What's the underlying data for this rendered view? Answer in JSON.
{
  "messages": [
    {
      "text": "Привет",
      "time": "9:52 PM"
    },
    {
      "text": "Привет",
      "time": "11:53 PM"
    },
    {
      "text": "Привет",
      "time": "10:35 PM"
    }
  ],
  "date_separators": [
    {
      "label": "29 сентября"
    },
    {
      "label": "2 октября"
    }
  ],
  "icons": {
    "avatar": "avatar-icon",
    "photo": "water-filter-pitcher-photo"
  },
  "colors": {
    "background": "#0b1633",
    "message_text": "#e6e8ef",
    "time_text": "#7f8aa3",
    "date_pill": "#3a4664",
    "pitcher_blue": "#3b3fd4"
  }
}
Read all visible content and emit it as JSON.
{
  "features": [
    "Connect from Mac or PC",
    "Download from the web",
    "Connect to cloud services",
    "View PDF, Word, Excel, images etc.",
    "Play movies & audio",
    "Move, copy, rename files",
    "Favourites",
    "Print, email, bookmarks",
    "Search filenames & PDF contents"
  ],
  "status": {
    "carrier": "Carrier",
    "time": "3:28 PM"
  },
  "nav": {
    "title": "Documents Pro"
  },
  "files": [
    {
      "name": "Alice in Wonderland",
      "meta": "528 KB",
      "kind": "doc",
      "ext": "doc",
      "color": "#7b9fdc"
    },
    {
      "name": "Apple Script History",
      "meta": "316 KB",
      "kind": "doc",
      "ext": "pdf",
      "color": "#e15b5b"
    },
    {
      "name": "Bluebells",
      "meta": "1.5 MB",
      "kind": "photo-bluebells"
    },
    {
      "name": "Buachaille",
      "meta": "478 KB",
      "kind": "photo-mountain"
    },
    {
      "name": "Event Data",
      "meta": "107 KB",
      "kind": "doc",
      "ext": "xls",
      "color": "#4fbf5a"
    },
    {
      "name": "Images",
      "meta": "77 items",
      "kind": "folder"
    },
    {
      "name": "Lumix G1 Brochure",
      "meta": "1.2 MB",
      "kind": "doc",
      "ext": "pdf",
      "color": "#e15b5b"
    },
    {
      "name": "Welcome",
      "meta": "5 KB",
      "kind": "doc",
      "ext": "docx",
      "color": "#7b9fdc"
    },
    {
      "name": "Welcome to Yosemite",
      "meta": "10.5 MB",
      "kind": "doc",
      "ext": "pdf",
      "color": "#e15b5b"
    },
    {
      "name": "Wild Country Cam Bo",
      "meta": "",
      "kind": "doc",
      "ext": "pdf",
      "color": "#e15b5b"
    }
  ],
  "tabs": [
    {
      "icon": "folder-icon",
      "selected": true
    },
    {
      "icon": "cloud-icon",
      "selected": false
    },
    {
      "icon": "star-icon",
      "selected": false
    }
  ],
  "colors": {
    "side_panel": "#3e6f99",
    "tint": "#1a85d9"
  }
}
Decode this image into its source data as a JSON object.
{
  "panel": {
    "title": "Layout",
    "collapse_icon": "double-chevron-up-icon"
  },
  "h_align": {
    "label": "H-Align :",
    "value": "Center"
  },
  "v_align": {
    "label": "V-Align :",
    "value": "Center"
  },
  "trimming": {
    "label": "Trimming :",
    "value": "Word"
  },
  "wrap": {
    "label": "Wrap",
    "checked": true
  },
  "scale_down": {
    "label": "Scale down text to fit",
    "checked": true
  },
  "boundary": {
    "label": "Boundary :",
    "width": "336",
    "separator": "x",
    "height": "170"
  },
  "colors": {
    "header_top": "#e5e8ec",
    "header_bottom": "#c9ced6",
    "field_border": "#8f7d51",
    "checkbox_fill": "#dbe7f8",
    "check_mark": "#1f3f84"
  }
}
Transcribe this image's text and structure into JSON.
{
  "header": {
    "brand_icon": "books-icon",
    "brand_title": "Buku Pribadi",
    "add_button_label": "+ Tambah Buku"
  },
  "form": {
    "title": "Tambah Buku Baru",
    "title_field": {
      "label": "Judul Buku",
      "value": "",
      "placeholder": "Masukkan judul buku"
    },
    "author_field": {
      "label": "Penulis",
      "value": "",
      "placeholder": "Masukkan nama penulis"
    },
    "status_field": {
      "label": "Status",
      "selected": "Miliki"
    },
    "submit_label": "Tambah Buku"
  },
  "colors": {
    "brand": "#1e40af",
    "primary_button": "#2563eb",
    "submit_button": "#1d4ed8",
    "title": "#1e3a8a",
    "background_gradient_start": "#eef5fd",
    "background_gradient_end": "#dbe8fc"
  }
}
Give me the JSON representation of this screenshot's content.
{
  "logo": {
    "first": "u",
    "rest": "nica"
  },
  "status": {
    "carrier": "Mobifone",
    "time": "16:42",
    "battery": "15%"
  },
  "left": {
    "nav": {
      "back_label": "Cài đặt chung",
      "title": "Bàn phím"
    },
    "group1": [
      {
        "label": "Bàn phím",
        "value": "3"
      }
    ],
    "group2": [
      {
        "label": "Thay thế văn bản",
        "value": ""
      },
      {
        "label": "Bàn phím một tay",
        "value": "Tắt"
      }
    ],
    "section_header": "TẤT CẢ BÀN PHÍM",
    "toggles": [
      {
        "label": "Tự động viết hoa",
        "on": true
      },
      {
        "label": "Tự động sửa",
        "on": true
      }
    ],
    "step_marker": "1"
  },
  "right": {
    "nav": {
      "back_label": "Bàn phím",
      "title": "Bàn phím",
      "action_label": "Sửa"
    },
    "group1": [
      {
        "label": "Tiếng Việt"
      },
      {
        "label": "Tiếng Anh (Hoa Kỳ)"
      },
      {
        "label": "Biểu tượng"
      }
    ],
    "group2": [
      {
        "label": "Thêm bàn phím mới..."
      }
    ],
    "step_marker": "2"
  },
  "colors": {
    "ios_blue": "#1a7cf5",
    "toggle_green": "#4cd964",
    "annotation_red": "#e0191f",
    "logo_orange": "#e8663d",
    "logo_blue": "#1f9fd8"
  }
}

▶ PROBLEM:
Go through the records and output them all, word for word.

▶ WRITTEN RESPONSE:
What's the underlying data for this rendered view? Answer in JSON.
{
  "messages": [
    {
      "text": "Привет",
      "time": "9:52 PM"
    },
    {
      "text": "Привет",
      "time": "11:53 PM"
    },
    {
      "text": "Привет",
      "time": "10:35 PM"
    }
  ],
  "date_separators": [
    {
      "label": "29 сентября"
    },
    {
      "label": "2 октября"
    }
  ],
  "icons": {
    "avatar": "avatar-icon",
    "photo": "water-filter-pitcher-photo"
  },
  "colors": {
    "background": "#0b1633",
    "message_text": "#e6e8ef",
    "time_text": "#7f8aa3",
    "date_pill": "#3a4664",
    "pitcher_blue": "#3b3fd4"
  }
}
Read all visible content and emit it as JSON.
{
  "features": [
    "Connect from Mac or PC",
    "Download from the web",
    "Connect to cloud services",
    "View PDF, Word, Excel, images etc.",
    "Play movies & audio",
    "Move, copy, rename files",
    "Favourites",
    "Print, email, bookmarks",
    "Search filenames & PDF contents"
  ],
  "status": {
    "carrier": "Carrier",
    "time": "3:28 PM"
  },
  "nav": {
    "title": "Documents Pro"
  },
  "files": [
    {
      "name": "Alice in Wonderland",
      "meta": "528 KB",
      "kind": "doc",
      "ext": "doc",
      "color": "#7b9fdc"
    },
    {
      "name": "Apple Script History",
      "meta": "316 KB",
      "kind": "doc",
      "ext": "pdf",
      "color": "#e15b5b"
    },
    {
      "name": "Bluebells",
      "meta": "1.5 MB",
      "kind": "photo-bluebells"
    },
    {
      "name": "Buachaille",
      "meta": "478 KB",
      "kind": "photo-mountain"
    },
    {
      "name": "Event Data",
      "meta": "107 KB",
      "kind": "doc",
      "ext": "xls",
      "color": "#4fbf5a"
    },
    {
      "name": "Images",
      "meta": "77 items",
      "kind": "folder"
    },
    {
      "name": "Lumix G1 Brochure",
      "meta": "1.2 MB",
      "kind": "doc",
      "ext": "pdf",
      "color": "#e15b5b"
    },
    {
      "name": "Welcome",
      "meta": "5 KB",
      "kind": "doc",
      "ext": "docx",
      "color": "#7b9fdc"
    },
    {
      "name": "Welcome to Yosemite",
      "meta": "10.5 MB",
      "kind": "doc",
      "ext": "pdf",
      "color": "#e15b5b"
    },
    {
      "name": "Wild Country Cam Bo",
      "meta": "",
      "kind": "doc",
      "ext": "pdf",
      "color": "#e15b5b"
    }
  ],
  "tabs": [
    {
      "icon": "folder-icon",
      "selected": true
    },
    {
      "icon": "cloud-icon",
      "selected": false
    },
    {
      "icon": "star-icon",
      "selected": false
    }
  ],
  "colors": {
    "side_panel": "#3e6f99",
    "tint": "#1a85d9"
  }
}
Decode this image into its source data as a JSON object.
{
  "panel": {
    "title": "Layout",
    "collapse_icon": "double-chevron-up-icon"
  },
  "h_align": {
    "label": "H-Align :",
    "value": "Center"
  },
  "v_align": {
    "label": "V-Align :",
    "value": "Center"
  },
  "trimming": {
    "label": "Trimming :",
    "value": "Word"
  },
  "wrap": {
    "label": "Wrap",
    "checked": true
  },
  "scale_down": {
    "label": "Scale down text to fit",
    "checked": true
  },
  "boundary": {
    "label": "Boundary :",
    "width": "336",
    "separator": "x",
    "height": "170"
  },
  "colors": {
    "header_top": "#e5e8ec",
    "header_bottom": "#c9ced6",
    "field_border": "#8f7d51",
    "checkbox_fill": "#dbe7f8",
    "check_mark": "#1f3f84"
  }
}
Transcribe this image's text and structure into JSON.
{
  "header": {
    "brand_icon": "books-icon",
    "brand_title": "Buku Pribadi",
    "add_button_label": "+ Tambah Buku"
  },
  "form": {
    "title": "Tambah Buku Baru",
    "title_field": {
      "label": "Judul Buku",
      "value": "",
      "placeholder": "Masukkan judul buku"
    },
    "author_field": {
      "label": "Penulis",
      "value": "",
      "placeholder": "Masukkan nama penulis"
    },
    "status_field": {
      "label": "Status",
      "selected": "Miliki"
    },
    "submit_label": "Tambah Buku"
  },
  "colors": {
    "brand": "#1e40af",
    "primary_button": "#2563eb",
    "submit_button": "#1d4ed8",
    "title": "#1e3a8a",
    "background_gradient_start": "#eef5fd",
    "background_gradient_end": "#dbe8fc"
  }
}
Give me the JSON representation of this screenshot's content.
{
  "logo": {
    "first": "u",
    "rest": "nica"
  },
  "status": {
    "carrier": "Mobifone",
    "time": "16:42",
    "battery": "15%"
  },
  "left": {
    "nav": {
      "back_label": "Cài đặt chung",
      "title": "Bàn phím"
    },
    "group1": [
      {
        "label": "Bàn phím",
        "value": "3"
      }
    ],
    "group2": [
      {
        "label": "Thay thế văn bản",
        "value": ""
      },
      {
        "label": "Bàn phím một tay",
        "value": "Tắt"
      }
    ],
    "section_header": "TẤT CẢ BÀN PHÍM",
    "toggles": [
      {
        "label": "Tự động viết hoa",
        "on": true
      },
      {
        "label": "Tự động sửa",
        "on": true
      }
    ],
    "step_marker": "1"
  },
  "right": {
    "nav": {
      "back_label": "Bàn phím",
      "title": "Bàn phím",
      "action_label": "Sửa"
    },
    "group1": [
      {
        "label": "Tiếng Việt"
      },
      {
        "label": "Tiếng Anh (Hoa Kỳ)"
      },
      {
        "label": "Biểu tượng"
      }
    ],
    "group2": [
      {
        "label": "Thêm bàn phím mới..."
      }
    ],
    "step_marker": "2"
  },
  "colors": {
    "ios_blue": "#1a7cf5",
    "toggle_green": "#4cd964",
    "annotation_red": "#e0191f",
    "logo_orange": "#e8663d",
    "logo_blue": "#1f9fd8"
  }
}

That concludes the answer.